Making images of animals in the wild can be one of the most rewarding photographic activities. Many photographers are preoccupied with producing images of people or landscapes but others believe that the most valuable use for photography is giving the viewer a window through which they can look onto a world in which they don’t normally take an interest, or which normally passes them by.
If you are interested in wildlife photography then you should remember from the outset that, as with every other photographic discipline, that there is no ‘right’ or ‘wrong’ way in which you should go about it; how your images eventually turn out is completely up to you, but this article will look at some tips and guidelines to help you get the best from your photographs of animals in the wild.
ProximityIn most circumstances, one of the most important things to consider is your proximity to the subject. You should try to get as close as you possibly can to the animal, or group of animals, that you are photographing. This helps to ensure that the viewer will be visually stimulated by the image; a photograph of a bird in which you can actually make out the shape of a bird is far more interesting that one in which you must scour around the picture in order to find the subject. Similarly, you should think about which part of the subject you will focus on. As with portraits of humans, it is generally thought that the eyes are the most important part of wildlife photography. If the viewer is immediately drawn to this part of your subject because they are well exposed and in focus, then they are likely to be able to connect with the portrait much more easily.

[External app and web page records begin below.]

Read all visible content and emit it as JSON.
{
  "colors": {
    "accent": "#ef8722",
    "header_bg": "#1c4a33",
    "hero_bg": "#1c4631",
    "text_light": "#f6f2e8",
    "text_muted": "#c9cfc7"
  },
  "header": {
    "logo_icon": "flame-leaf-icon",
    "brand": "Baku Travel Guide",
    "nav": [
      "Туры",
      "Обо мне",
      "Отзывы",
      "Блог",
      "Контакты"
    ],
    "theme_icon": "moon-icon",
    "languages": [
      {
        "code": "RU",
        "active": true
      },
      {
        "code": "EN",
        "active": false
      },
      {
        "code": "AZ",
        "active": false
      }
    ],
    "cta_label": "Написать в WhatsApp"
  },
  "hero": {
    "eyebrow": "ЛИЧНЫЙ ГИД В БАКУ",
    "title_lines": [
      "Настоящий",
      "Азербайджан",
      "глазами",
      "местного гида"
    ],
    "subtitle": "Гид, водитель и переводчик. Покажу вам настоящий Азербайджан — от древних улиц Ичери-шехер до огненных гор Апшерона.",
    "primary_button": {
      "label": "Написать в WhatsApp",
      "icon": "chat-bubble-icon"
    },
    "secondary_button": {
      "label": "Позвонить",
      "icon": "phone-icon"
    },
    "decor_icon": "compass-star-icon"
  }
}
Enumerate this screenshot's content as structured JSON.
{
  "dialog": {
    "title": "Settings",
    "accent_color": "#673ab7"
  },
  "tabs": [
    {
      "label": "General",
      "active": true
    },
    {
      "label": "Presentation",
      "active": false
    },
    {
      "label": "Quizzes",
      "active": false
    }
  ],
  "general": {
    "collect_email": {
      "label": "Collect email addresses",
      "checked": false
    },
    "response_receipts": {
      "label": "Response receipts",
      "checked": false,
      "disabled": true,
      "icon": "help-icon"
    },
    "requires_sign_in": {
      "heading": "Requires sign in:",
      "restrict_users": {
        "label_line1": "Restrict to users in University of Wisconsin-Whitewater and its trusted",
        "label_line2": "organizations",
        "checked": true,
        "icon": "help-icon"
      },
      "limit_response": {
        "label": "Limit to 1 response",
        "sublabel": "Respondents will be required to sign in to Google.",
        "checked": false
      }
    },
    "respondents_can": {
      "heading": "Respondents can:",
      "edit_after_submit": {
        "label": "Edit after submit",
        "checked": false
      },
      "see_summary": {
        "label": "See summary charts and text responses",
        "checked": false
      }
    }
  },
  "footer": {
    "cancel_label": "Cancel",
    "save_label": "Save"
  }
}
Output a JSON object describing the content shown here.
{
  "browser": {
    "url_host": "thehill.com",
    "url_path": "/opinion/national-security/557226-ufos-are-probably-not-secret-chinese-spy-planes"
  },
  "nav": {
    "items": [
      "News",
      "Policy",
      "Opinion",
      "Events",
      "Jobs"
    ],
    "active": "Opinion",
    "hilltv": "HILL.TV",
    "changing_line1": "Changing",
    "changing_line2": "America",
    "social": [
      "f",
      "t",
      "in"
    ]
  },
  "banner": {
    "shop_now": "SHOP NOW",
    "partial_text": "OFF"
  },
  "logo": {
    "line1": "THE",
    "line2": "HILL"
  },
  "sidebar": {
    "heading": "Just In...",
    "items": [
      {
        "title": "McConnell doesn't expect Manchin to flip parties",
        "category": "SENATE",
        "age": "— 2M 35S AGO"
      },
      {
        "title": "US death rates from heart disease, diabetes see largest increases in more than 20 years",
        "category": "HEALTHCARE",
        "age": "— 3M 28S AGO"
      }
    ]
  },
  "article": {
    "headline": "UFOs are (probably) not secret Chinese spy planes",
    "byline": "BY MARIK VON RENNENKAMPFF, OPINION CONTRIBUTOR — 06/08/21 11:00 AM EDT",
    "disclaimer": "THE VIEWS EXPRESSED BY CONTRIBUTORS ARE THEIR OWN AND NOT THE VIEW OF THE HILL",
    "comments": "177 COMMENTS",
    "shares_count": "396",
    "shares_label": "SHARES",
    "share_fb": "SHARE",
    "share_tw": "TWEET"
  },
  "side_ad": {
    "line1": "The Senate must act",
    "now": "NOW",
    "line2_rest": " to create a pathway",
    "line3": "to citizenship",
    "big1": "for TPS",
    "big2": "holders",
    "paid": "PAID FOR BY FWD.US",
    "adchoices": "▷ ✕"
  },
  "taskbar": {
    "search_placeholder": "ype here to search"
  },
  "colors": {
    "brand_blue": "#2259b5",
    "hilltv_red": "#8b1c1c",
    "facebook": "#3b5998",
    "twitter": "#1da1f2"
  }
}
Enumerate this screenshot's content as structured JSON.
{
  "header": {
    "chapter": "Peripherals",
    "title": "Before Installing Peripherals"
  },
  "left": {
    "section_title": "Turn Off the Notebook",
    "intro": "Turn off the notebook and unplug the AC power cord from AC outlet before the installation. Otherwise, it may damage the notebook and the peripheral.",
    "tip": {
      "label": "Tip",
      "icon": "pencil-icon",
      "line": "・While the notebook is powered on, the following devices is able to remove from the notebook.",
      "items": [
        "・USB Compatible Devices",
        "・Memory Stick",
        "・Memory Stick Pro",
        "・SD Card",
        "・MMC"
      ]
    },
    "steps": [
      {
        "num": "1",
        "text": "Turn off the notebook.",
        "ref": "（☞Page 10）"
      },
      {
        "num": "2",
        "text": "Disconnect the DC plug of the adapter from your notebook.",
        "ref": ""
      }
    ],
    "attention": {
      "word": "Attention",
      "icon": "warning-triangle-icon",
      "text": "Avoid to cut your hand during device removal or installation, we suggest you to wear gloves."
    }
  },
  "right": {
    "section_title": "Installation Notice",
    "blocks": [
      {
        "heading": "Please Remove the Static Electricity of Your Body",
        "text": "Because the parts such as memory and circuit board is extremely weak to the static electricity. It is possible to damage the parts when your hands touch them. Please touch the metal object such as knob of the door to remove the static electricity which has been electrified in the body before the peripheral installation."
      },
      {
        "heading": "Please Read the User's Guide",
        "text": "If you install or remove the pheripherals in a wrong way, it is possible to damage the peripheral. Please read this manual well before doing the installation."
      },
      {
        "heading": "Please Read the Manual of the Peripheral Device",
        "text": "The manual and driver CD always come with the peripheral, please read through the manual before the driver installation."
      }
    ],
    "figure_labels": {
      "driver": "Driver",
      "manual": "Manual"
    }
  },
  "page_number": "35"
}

An emphasis on the eyes of an animal almost allows for a personification of the subject, and therefore encourages empathy on the part of the viewer.
Considering the Environment and SurroundingsIndeed, focus is a vitally important consideration when looking at wildlife photography. You are likely to find that you are trying to capture images of animals in a visually distracting environment; returning to our bird, for example, you might well find that you are trying to photograph it amongst trees or bushes. It can be difficult to ensure that the animal is the focal point in circumstances like this, particularly when the subject is a similar colour to its surroundings.
In order to counter this you can use your aperture settings to throw the background out of focus. Use a narrow depth of field (if you don’t know what this means you might wish to read the article on aperture and shutter speed elsewhere on this site) to ensure that only your subject is in focus, thus making it the point to which the viewer’s eye is immediately drawn. Similarly, you should try to make sure that the subject is well exposed; if your camera uses automatic metering, you may need to meter with the subject in the centre of the frame and then recompose your image.
Again, for more information on this you may wish to read the article on metering elsewhere on this site.